Just a couple pictures of more progress.  We need to tamp the posts in a little more as it dries out a little.  The support wires for both of the grow beds under this structure are up and tight.  One of the two grow beds is formed up and will be finished tomorrow.  Once done we’ve got another 18 tomatoes ready to go in the ground.

After this project is done we will continue to extend the grow beds to the right for a few other crops that are currently in seedling flats.  Just like in our grow box for sweet potatoes, there will be a 5 foot border around these grow beds to help control insects and weeds. 

vertical gardening in a Mittleider garden

Mittleider grow beds and support for vertical gardening

Growing tomatoes vertically in a Mittleider garden

The tomatoes are transplanted into our little Mittleider in garden green house. Recently we started the process of growing vertically to maximize the space and production of tomatoes. In the picture below you will see the heavy square baling twine we use to grow vertically.

 All the tomatoes are grown in one row with 9 inches of space between them. The twine is tied off at the bottom on a wire attached to our t-posts. The wire runs the length of the grow box and is 3 1/2″ above the grow box.  At the top of the t-posts are two more heavy gauge wires running the length of the grow beds.  We then alternate every other tomato plant and use a releasing knot to train the tomatoes to grow away from one another and maximize space. This ensure they get maximum air and sunlight.  In this picture below you can see the “V” pattern formed with the twine.  You’ll also notice extra twine hanging from the top. This allows me to lower the plant as we pick all the tomatoes from the bottom and the plant has grown all the way to that top wire.  And if you do your part they will grow that tall.

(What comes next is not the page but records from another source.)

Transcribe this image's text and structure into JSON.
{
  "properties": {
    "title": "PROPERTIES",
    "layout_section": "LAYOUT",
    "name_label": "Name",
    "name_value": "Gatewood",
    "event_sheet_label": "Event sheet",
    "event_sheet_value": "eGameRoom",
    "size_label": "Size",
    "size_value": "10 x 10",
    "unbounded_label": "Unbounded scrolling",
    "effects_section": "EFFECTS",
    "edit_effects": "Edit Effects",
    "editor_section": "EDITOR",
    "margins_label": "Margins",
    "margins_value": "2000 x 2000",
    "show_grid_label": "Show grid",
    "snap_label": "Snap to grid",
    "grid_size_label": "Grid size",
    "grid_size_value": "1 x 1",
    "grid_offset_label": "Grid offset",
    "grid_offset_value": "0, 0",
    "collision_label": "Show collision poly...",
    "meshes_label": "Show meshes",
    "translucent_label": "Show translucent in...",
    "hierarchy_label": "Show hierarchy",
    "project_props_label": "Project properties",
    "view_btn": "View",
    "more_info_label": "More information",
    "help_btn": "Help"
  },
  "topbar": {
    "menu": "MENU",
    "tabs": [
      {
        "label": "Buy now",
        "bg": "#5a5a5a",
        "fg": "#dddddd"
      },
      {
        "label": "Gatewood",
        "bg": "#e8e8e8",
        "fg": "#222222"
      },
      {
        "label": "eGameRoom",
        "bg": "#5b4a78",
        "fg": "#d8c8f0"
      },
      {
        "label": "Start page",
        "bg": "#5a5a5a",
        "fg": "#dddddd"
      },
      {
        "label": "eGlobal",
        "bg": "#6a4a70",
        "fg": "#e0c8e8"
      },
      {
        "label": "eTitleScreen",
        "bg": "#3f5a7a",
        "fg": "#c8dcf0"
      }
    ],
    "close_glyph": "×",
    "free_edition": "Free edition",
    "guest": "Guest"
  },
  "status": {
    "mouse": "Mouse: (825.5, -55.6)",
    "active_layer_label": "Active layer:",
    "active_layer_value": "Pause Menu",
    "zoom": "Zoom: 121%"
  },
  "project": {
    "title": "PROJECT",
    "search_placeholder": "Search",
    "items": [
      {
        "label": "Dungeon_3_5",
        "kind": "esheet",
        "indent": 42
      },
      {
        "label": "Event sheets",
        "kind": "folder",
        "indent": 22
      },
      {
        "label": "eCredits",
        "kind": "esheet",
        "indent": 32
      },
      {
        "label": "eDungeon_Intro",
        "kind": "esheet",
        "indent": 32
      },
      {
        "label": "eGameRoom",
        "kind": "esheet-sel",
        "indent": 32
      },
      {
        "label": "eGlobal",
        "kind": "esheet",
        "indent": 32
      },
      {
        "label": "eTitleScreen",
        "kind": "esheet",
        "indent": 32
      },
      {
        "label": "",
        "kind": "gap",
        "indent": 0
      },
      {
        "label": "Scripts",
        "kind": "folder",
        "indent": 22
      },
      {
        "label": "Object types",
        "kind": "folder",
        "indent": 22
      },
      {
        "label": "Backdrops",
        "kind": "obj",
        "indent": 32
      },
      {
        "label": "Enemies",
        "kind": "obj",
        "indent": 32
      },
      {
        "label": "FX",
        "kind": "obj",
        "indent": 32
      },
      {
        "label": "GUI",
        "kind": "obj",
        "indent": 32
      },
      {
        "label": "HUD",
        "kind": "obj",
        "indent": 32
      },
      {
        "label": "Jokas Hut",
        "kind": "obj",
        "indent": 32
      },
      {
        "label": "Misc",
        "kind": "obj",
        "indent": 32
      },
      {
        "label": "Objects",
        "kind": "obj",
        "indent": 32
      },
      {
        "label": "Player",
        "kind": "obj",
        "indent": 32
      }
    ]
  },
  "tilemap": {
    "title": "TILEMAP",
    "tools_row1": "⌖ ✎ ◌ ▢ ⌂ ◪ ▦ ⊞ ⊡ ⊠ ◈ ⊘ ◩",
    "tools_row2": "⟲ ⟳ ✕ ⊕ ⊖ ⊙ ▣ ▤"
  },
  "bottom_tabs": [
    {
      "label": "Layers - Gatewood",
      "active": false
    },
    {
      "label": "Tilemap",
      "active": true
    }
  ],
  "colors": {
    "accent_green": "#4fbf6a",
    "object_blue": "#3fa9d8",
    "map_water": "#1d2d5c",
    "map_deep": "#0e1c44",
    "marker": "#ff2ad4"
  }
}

In the bottom picture you see where the twine is tied to the bottom heavy gauge wire.  If you tie the twine to the tomato plant you risk damaging it in two ways.  As the tomato grows the stem is going to get thicker.  If your twine is tied to it you risk the chance of strangling the tomato. Additionally, if you’re tied off at the plant you risk damaging or even pulling out the tomato if something or someone pulls on the twine. 

When wrapping  the twine It’s important to wrap the twine around the plant and not the plant around the twine. By doing the later you risk damaging your tomato plant.  Also, as you wrap towards the top take extra care not to damage or break off the growing rip, also known as the terminal bud.  Doing so I’ll stop the growth of your plant.   I stop sever inches short of the terminal bud to ensure that the twine doesn’t damage it. 

You can also grow other crops vertically such as crooked neck squash, eggplants, cucumbers and even melons.  We will have posts on growing the vertically in the future. 

growing tomatoes vertically with balng twine
using baling twine to grow tomatoes vertically

Growing tomatoes vertically in a Mittleider garden 

These tomatoes are being grown vertically as part of the Mittlieder Gardening Method in Kidder, MO.   They’re pruned and wound around heavy bailing twine to maximize the sunlight and air to the plants while making it easy to harvest.  No wire cages to fight here!   The 2×4 is just over 7 feet from the ground.  Some of those tomato plants are 10 feet tall.

This week I’ve been attending a Mittleider gardening course and have had the opportunity see the system implemented and learn so much.   I will have many more Mittleider posts in the future as I convert my traditional garden to a Mittlieder